_DATA IN THIS EXERCISE:_
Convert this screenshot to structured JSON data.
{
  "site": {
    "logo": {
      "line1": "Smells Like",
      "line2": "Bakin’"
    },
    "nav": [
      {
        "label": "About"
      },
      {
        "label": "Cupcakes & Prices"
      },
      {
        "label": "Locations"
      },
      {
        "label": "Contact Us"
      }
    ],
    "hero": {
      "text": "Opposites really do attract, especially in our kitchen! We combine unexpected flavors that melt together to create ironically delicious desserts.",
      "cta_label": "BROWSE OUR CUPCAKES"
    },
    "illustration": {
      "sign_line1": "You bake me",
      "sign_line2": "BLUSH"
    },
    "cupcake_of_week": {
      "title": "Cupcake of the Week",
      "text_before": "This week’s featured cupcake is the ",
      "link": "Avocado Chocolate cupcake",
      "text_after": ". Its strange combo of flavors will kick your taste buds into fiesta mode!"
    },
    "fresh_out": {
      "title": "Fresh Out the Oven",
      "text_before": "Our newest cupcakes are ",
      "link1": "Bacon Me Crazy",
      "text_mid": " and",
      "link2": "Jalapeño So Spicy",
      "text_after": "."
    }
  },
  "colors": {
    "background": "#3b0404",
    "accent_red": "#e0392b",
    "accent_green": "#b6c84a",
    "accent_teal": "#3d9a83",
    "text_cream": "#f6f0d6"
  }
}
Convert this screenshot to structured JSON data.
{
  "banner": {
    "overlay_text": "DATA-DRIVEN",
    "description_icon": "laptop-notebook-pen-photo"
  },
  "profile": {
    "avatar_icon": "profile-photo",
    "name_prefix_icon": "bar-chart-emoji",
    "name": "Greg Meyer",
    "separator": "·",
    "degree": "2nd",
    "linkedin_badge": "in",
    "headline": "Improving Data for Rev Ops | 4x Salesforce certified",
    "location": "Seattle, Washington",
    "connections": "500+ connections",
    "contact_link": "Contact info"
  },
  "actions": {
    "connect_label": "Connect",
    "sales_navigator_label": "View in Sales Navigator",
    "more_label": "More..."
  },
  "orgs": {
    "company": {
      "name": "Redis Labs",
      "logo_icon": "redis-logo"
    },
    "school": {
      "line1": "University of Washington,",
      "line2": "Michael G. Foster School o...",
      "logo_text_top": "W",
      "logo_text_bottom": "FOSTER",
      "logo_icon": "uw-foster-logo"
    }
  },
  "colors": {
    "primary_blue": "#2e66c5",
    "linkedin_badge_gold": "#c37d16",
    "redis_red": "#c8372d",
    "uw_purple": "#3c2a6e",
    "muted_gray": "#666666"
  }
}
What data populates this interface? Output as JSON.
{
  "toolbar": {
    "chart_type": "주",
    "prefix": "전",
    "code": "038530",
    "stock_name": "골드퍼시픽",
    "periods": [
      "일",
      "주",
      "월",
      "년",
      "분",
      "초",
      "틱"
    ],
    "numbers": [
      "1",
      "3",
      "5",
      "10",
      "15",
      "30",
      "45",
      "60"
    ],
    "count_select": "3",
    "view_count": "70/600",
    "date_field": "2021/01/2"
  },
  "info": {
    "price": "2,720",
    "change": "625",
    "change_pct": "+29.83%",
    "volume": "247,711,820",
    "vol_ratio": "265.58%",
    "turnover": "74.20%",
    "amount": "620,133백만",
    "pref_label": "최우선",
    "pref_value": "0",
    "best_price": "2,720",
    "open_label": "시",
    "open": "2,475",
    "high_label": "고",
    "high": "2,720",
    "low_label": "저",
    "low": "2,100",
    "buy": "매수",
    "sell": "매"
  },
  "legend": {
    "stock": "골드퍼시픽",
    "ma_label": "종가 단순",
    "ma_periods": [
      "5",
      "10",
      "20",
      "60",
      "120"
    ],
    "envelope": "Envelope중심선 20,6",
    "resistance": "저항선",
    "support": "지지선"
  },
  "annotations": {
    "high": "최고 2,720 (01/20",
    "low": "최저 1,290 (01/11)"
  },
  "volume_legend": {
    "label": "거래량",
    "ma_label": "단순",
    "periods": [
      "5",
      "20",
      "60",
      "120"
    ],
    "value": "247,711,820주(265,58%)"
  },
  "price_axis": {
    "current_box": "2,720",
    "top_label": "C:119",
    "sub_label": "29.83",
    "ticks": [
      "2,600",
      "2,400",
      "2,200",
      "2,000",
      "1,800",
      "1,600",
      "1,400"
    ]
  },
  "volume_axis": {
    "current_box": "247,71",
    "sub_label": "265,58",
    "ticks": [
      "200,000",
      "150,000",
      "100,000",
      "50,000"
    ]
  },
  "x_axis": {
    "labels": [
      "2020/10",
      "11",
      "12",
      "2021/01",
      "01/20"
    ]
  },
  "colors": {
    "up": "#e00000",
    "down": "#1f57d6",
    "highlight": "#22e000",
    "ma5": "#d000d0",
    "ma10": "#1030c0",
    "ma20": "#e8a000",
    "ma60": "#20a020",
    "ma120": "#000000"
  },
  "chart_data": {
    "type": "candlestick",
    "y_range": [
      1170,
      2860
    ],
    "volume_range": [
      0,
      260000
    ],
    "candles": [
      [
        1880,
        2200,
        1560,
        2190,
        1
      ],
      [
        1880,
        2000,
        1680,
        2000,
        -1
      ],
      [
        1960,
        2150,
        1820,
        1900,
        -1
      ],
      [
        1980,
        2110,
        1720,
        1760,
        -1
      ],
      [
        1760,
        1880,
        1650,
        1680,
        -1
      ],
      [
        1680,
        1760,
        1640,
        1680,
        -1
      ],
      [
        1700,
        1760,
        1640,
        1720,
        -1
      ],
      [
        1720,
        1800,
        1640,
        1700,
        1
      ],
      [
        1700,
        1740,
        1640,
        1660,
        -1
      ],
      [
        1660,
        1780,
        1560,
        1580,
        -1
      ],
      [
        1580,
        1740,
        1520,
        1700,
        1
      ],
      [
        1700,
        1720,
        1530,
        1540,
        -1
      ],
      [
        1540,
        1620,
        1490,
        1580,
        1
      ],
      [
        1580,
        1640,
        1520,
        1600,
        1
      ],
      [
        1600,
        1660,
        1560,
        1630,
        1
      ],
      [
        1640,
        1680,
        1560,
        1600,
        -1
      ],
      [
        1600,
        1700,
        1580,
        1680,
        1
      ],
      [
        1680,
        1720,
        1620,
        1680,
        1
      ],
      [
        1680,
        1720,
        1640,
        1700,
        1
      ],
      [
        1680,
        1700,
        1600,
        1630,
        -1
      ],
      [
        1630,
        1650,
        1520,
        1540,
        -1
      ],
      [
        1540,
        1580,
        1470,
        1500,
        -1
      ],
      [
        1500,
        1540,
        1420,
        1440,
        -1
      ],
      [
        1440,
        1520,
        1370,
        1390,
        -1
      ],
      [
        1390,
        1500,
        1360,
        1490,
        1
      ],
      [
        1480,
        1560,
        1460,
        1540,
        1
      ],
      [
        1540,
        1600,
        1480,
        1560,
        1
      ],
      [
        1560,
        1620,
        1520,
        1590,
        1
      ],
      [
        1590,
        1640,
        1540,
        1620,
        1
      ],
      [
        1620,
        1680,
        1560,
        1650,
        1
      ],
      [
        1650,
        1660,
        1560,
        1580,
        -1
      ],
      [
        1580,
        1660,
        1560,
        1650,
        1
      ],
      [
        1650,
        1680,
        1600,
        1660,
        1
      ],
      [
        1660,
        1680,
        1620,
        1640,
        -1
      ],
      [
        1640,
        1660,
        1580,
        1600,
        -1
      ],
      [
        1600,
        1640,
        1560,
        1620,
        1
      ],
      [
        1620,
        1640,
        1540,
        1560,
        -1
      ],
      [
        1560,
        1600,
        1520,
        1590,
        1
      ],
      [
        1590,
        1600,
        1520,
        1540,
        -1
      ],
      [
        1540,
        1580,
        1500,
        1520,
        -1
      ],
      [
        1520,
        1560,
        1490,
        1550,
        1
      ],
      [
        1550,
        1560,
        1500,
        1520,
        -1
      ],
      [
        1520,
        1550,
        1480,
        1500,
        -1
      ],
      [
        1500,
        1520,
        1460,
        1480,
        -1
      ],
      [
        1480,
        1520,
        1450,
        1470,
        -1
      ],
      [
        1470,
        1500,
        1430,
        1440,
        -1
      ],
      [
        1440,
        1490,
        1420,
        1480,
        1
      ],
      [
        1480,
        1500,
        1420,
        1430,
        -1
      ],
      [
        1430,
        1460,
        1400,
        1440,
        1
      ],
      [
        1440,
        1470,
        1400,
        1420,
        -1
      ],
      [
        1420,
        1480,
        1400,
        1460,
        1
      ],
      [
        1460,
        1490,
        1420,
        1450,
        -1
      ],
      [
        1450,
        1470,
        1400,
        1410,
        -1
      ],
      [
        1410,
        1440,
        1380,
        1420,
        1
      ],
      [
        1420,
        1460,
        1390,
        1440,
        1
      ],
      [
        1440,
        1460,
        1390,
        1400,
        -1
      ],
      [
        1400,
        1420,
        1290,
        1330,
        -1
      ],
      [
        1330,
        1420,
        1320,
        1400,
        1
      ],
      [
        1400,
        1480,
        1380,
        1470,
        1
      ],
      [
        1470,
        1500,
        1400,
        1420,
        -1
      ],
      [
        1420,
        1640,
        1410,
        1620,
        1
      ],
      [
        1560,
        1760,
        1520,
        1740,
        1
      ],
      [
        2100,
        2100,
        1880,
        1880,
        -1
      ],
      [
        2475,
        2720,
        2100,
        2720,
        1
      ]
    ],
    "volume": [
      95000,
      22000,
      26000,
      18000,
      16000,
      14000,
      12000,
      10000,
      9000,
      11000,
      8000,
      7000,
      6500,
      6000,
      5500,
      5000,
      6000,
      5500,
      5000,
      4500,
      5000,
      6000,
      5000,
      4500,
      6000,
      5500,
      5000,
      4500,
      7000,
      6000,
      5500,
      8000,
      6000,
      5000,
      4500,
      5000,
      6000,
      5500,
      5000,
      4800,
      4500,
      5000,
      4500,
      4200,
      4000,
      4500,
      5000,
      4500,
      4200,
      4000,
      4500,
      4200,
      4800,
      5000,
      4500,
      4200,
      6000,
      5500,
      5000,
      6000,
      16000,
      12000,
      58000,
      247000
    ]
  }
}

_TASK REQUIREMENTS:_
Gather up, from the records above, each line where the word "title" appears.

_EXERCISE RESULT:_
      "title": "Cupcake of the Week",
      "title": "Fresh Out the Oven",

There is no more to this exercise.